Report every line of the records beneath this task that holds the string "autoscale".

━━━━━━

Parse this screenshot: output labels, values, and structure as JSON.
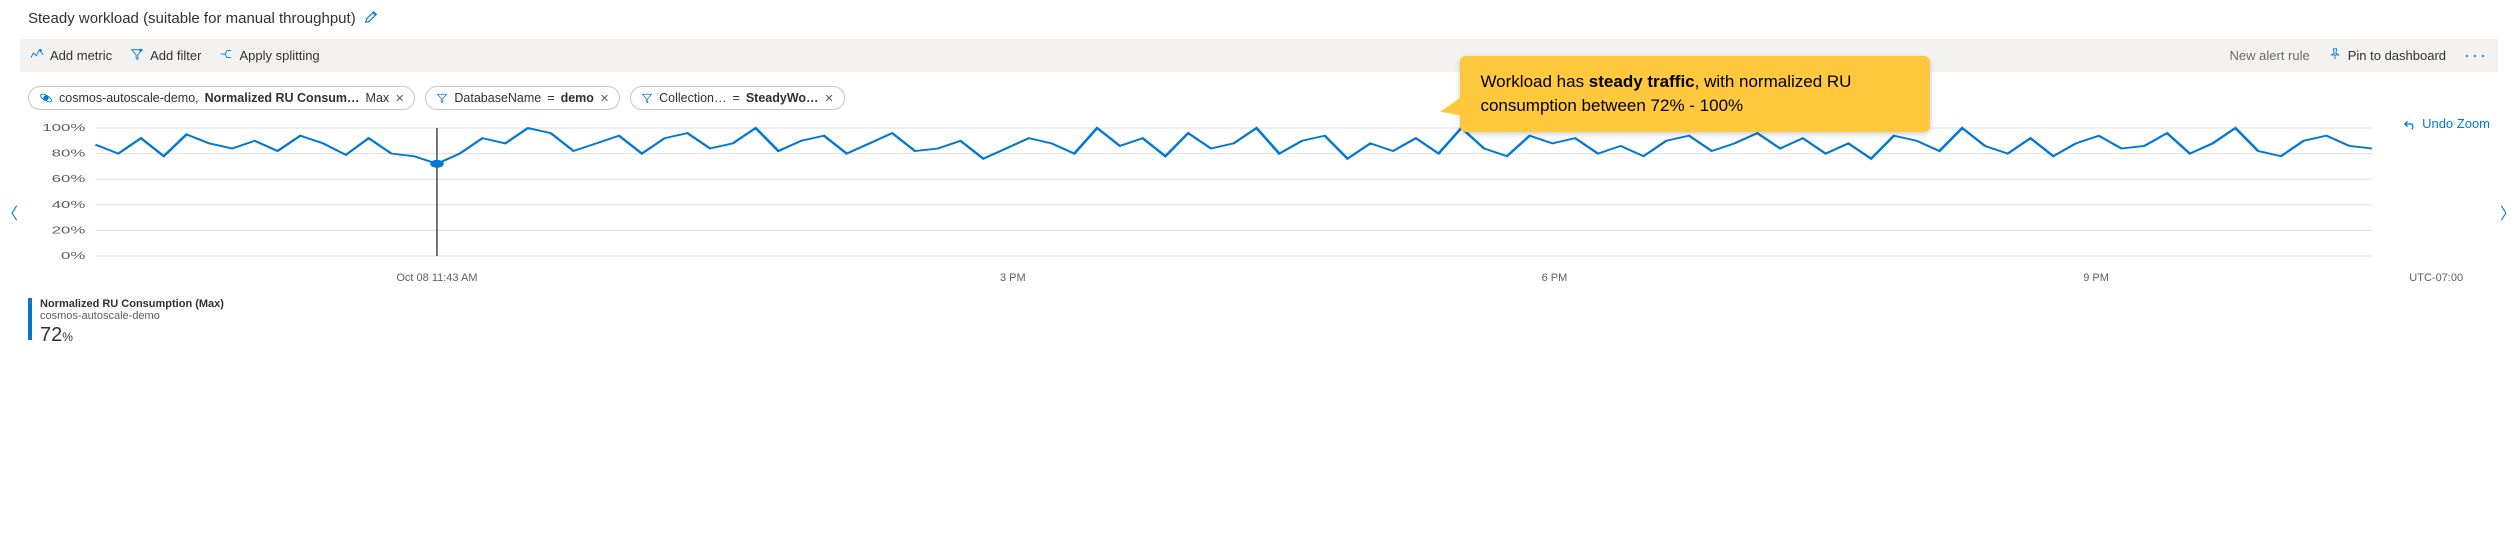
{
  "title": "Steady workload (suitable for manual throughput)",
  "toolbar": {
    "add_metric": "Add metric",
    "add_filter": "Add filter",
    "apply_splitting": "Apply splitting",
    "alert_rule": "New alert rule",
    "pin": "Pin to dashboard"
  },
  "chips": {
    "metric_resource": "cosmos-autoscale-demo,",
    "metric_name": "Normalized RU Consum…",
    "metric_agg": "Max",
    "filter1_key": "DatabaseName",
    "filter1_val": "demo",
    "filter2_key": "Collection…",
    "filter2_val": "SteadyWo…"
  },
  "undo_label": "Undo Zoom",
  "callout_pre": "Workload has ",
  "callout_bold": "steady traffic",
  "callout_post": ", with normalized RU consumption between 72% - 100%",
  "axis": {
    "y_ticks": [
      "0%",
      "20%",
      "40%",
      "60%",
      "80%",
      "100%"
    ],
    "x_ticks": [
      "Oct 08 11:43 AM",
      "3 PM",
      "6 PM",
      "9 PM"
    ],
    "tz": "UTC-07:00"
  },
  "legend": {
    "name": "Normalized RU Consumption (Max)",
    "resource": "cosmos-autoscale-demo",
    "value": "72",
    "unit": "%"
  },
  "chart_data": {
    "type": "line",
    "title": "Normalized RU Consumption (Max)",
    "xlabel": "",
    "ylabel": "",
    "ylim": [
      0,
      100
    ],
    "x_start": "Oct 08 11:43 AM",
    "x_tick_labels": [
      "Oct 08 11:43 AM",
      "3 PM",
      "6 PM",
      "9 PM"
    ],
    "timezone": "UTC-07:00",
    "cursor_index": 15,
    "cursor_value": 72,
    "series": [
      {
        "name": "Normalized RU Consumption (Max)",
        "color": "#0078d4",
        "values": [
          87,
          80,
          92,
          78,
          95,
          88,
          84,
          90,
          82,
          94,
          88,
          79,
          92,
          80,
          78,
          72,
          80,
          92,
          88,
          100,
          96,
          82,
          88,
          94,
          80,
          92,
          96,
          84,
          88,
          100,
          82,
          90,
          94,
          80,
          88,
          96,
          82,
          84,
          90,
          76,
          84,
          92,
          88,
          80,
          100,
          86,
          92,
          78,
          96,
          84,
          88,
          100,
          80,
          90,
          94,
          76,
          88,
          82,
          92,
          80,
          100,
          84,
          78,
          94,
          88,
          92,
          80,
          86,
          78,
          90,
          94,
          82,
          88,
          96,
          84,
          92,
          80,
          88,
          76,
          94,
          90,
          82,
          100,
          86,
          80,
          92,
          78,
          88,
          94,
          84,
          86,
          96,
          80,
          88,
          100,
          82,
          78,
          90,
          94,
          86,
          84
        ]
      }
    ]
  }
}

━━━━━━

◆ **EXERCISE SOLUTION**
    "metric_resource": "cosmos-autoscale-demo,",
    "resource": "cosmos-autoscale-demo",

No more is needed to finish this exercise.